Excerpts from an interface dataset
⁂

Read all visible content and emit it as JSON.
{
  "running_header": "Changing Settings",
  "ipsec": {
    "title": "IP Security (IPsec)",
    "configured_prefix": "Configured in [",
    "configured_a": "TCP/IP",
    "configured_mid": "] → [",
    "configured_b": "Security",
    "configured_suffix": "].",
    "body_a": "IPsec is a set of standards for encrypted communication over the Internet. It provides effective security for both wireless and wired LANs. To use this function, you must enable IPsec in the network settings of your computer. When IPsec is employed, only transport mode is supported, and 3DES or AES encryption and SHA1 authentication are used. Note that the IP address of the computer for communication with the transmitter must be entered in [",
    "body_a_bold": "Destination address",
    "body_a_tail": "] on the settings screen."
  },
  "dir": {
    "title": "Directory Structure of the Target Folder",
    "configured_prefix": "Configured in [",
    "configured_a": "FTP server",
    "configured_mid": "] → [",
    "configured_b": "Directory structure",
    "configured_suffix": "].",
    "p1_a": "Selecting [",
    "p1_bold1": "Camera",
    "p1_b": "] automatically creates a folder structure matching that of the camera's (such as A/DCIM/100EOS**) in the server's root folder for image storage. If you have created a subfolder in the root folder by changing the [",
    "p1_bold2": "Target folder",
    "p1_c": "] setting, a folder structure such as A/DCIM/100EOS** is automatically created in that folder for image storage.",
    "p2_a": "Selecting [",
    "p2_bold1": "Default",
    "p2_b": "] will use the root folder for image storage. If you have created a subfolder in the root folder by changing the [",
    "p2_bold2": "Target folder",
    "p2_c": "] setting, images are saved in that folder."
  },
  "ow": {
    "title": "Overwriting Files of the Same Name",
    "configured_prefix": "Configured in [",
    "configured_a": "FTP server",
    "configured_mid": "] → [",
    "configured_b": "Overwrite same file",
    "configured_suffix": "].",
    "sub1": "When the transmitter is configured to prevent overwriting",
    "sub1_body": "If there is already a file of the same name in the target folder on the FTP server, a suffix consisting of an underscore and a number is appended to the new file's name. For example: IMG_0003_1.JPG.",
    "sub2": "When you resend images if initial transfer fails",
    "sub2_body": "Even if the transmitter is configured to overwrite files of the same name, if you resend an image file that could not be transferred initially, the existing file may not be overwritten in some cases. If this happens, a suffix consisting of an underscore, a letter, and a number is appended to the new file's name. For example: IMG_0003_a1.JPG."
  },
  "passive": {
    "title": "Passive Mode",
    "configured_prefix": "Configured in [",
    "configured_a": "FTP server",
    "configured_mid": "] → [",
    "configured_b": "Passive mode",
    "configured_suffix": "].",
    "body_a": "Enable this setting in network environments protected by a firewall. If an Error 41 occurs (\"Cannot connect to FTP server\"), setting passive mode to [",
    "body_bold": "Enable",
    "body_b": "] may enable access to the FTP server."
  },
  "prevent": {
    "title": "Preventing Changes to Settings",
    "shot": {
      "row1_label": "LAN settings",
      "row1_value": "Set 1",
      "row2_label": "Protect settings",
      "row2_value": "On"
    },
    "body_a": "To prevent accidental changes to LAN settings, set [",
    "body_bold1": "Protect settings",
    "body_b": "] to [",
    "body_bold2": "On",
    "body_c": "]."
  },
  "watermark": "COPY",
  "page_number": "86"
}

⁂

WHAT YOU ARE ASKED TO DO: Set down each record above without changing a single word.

RESPONSE FOR THIS EXERCISE:
Read all visible content and emit it as JSON.
{
  "running_header": "Changing Settings",
  "ipsec": {
    "title": "IP Security (IPsec)",
    "configured_prefix": "Configured in [",
    "configured_a": "TCP/IP",
    "configured_mid": "] → [",
    "configured_b": "Security",
    "configured_suffix": "].",
    "body_a": "IPsec is a set of standards for encrypted communication over the Internet. It provides effective security for both wireless and wired LANs. To use this function, you must enable IPsec in the network settings of your computer. When IPsec is employed, only transport mode is supported, and 3DES or AES encryption and SHA1 authentication are used. Note that the IP address of the computer for communication with the transmitter must be entered in [",
    "body_a_bold": "Destination address",
    "body_a_tail": "] on the settings screen."
  },
  "dir": {
    "title": "Directory Structure of the Target Folder",
    "configured_prefix": "Configured in [",
    "configured_a": "FTP server",
    "configured_mid": "] → [",
    "configured_b": "Directory structure",
    "configured_suffix": "].",
    "p1_a": "Selecting [",
    "p1_bold1": "Camera",
    "p1_b": "] automatically creates a folder structure matching that of the camera's (such as A/DCIM/100EOS**) in the server's root folder for image storage. If you have created a subfolder in the root folder by changing the [",
    "p1_bold2": "Target folder",
    "p1_c": "] setting, a folder structure such as A/DCIM/100EOS** is automatically created in that folder for image storage.",
    "p2_a": "Selecting [",
    "p2_bold1": "Default",
    "p2_b": "] will use the root folder for image storage. If you have created a subfolder in the root folder by changing the [",
    "p2_bold2": "Target folder",
    "p2_c": "] setting, images are saved in that folder."
  },
  "ow": {
    "title": "Overwriting Files of the Same Name",
    "configured_prefix": "Configured in [",
    "configured_a": "FTP server",
    "configured_mid": "] → [",
    "configured_b": "Overwrite same file",
    "configured_suffix": "].",
    "sub1": "When the transmitter is configured to prevent overwriting",
    "sub1_body": "If there is already a file of the same name in the target folder on the FTP server, a suffix consisting of an underscore and a number is appended to the new file's name. For example: IMG_0003_1.JPG.",
    "sub2": "When you resend images if initial transfer fails",
    "sub2_body": "Even if the transmitter is configured to overwrite files of the same name, if you resend an image file that could not be transferred initially, the existing file may not be overwritten in some cases. If this happens, a suffix consisting of an underscore, a letter, and a number is appended to the new file's name. For example: IMG_0003_a1.JPG."
  },
  "passive": {
    "title": "Passive Mode",
    "configured_prefix": "Configured in [",
    "configured_a": "FTP server",
    "configured_mid": "] → [",
    "configured_b": "Passive mode",
    "configured_suffix": "].",
    "body_a": "Enable this setting in network environments protected by a firewall. If an Error 41 occurs (\"Cannot connect to FTP server\"), setting passive mode to [",
    "body_bold": "Enable",
    "body_b": "] may enable access to the FTP server."
  },
  "prevent": {
    "title": "Preventing Changes to Settings",
    "shot": {
      "row1_label": "LAN settings",
      "row1_value": "Set 1",
      "row2_label": "Protect settings",
      "row2_value": "On"
    },
    "body_a": "To prevent accidental changes to LAN settings, set [",
    "body_bold1": "Protect settings",
    "body_b": "] to [",
    "body_bold2": "On",
    "body_c": "]."
  },
  "watermark": "COPY",
  "page_number": "86"
}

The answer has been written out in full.